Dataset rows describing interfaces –

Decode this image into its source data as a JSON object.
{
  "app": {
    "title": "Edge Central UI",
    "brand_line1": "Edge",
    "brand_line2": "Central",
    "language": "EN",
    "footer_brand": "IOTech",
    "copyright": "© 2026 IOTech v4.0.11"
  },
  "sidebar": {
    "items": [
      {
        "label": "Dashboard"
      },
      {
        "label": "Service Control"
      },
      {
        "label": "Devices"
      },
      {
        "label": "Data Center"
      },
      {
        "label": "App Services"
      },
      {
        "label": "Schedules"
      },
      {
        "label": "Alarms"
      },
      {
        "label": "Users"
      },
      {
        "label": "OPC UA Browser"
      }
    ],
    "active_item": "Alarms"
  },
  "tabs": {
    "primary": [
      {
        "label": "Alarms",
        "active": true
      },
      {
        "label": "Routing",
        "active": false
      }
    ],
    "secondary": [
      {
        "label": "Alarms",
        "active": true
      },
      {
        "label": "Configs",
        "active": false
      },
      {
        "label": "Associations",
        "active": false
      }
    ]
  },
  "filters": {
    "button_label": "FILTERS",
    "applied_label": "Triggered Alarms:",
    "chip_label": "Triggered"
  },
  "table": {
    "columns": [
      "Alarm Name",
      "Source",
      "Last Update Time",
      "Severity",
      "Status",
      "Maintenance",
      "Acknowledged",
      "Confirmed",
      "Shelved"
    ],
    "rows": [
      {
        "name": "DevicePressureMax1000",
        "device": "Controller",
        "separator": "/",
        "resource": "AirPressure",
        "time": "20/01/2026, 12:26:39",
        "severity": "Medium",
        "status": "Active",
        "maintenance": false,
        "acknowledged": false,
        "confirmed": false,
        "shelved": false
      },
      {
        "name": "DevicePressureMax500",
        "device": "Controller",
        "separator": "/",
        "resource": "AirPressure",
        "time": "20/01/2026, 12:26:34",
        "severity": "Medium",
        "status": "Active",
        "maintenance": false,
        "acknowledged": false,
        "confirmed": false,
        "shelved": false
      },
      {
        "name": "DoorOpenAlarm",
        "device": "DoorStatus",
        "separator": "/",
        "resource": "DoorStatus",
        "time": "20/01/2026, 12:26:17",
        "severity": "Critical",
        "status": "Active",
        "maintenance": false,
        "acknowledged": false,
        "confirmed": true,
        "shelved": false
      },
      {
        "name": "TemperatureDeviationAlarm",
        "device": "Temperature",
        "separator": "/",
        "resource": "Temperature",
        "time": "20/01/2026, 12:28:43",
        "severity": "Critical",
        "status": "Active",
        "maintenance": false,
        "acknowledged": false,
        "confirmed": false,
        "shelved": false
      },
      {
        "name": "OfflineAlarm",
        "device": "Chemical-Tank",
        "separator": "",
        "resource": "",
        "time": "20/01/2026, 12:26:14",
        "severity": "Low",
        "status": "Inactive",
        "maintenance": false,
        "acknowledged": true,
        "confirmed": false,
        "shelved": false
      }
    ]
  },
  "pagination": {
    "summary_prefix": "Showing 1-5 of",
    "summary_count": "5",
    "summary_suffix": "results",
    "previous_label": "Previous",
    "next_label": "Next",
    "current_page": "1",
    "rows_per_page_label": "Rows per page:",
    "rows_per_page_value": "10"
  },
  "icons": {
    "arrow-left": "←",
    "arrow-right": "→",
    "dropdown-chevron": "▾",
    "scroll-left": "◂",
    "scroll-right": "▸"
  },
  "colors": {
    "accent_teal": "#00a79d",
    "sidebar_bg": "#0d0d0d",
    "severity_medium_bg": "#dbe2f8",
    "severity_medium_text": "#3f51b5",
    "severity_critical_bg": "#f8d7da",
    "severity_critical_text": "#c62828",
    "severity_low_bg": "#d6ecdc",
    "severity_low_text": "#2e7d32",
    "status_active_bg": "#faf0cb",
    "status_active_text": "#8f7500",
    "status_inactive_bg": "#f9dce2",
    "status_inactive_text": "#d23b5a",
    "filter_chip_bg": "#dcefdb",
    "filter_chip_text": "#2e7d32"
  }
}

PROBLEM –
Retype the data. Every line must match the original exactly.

OUTPUT FOR THIS EXERCISE –
Decode this image into its source data as a JSON object.
{
  "app": {
    "title": "Edge Central UI",
    "brand_line1": "Edge",
    "brand_line2": "Central",
    "language": "EN",
    "footer_brand": "IOTech",
    "copyright": "© 2026 IOTech v4.0.11"
  },
  "sidebar": {
    "items": [
      {
        "label": "Dashboard"
      },
      {
        "label": "Service Control"
      },
      {
        "label": "Devices"
      },
      {
        "label": "Data Center"
      },
      {
        "label": "App Services"
      },
      {
        "label": "Schedules"
      },
      {
        "label": "Alarms"
      },
      {
        "label": "Users"
      },
      {
        "label": "OPC UA Browser"
      }
    ],
    "active_item": "Alarms"
  },
  "tabs": {
    "primary": [
      {
        "label": "Alarms",
        "active": true
      },
      {
        "label": "Routing",
        "active": false
      }
    ],
    "secondary": [
      {
        "label": "Alarms",
        "active": true
      },
      {
        "label": "Configs",
        "active": false
      },
      {
        "label": "Associations",
        "active": false
      }
    ]
  },
  "filters": {
    "button_label": "FILTERS",
    "applied_label": "Triggered Alarms:",
    "chip_label": "Triggered"
  },
  "table": {
    "columns": [
      "Alarm Name",
      "Source",
      "Last Update Time",
      "Severity",
      "Status",
      "Maintenance",
      "Acknowledged",
      "Confirmed",
      "Shelved"
    ],
    "rows": [
      {
        "name": "DevicePressureMax1000",
        "device": "Controller",
        "separator": "/",
        "resource": "AirPressure",
        "time": "20/01/2026, 12:26:39",
        "severity": "Medium",
        "status": "Active",
        "maintenance": false,
        "acknowledged": false,
        "confirmed": false,
        "shelved": false
      },
      {
        "name": "DevicePressureMax500",
        "device": "Controller",
        "separator": "/",
        "resource": "AirPressure",
        "time": "20/01/2026, 12:26:34",
        "severity": "Medium",
        "status": "Active",
        "maintenance": false,
        "acknowledged": false,
        "confirmed": false,
        "shelved": false
      },
      {
        "name": "DoorOpenAlarm",
        "device": "DoorStatus",
        "separator": "/",
        "resource": "DoorStatus",
        "time": "20/01/2026, 12:26:17",
        "severity": "Critical",
        "status": "Active",
        "maintenance": false,
        "acknowledged": false,
        "confirmed": true,
        "shelved": false
      },
      {
        "name": "TemperatureDeviationAlarm",
        "device": "Temperature",
        "separator": "/",
        "resource": "Temperature",
        "time": "20/01/2026, 12:28:43",
        "severity": "Critical",
        "status": "Active",
        "maintenance": false,
        "acknowledged": false,
        "confirmed": false,
        "shelved": false
      },
      {
        "name": "OfflineAlarm",
        "device": "Chemical-Tank",
        "separator": "",
        "resource": "",
        "time": "20/01/2026, 12:26:14",
        "severity": "Low",
        "status": "Inactive",
        "maintenance": false,
        "acknowledged": true,
        "confirmed": false,
        "shelved": false
      }
    ]
  },
  "pagination": {
    "summary_prefix": "Showing 1-5 of",
    "summary_count": "5",
    "summary_suffix": "results",
    "previous_label": "Previous",
    "next_label": "Next",
    "current_page": "1",
    "rows_per_page_label": "Rows per page:",
    "rows_per_page_value": "10"
  },
  "icons": {
    "arrow-left": "←",
    "arrow-right": "→",
    "dropdown-chevron": "▾",
    "scroll-left": "◂",
    "scroll-right": "▸"
  },
  "colors": {
    "accent_teal": "#00a79d",
    "sidebar_bg": "#0d0d0d",
    "severity_medium_bg": "#dbe2f8",
    "severity_medium_text": "#3f51b5",
    "severity_critical_bg": "#f8d7da",
    "severity_critical_text": "#c62828",
    "severity_low_bg": "#d6ecdc",
    "severity_low_text": "#2e7d32",
    "status_active_bg": "#faf0cb",
    "status_active_text": "#8f7500",
    "status_inactive_bg": "#f9dce2",
    "status_inactive_text": "#d23b5a",
    "filter_chip_bg": "#dcefdb",
    "filter_chip_text": "#2e7d32"
  }
}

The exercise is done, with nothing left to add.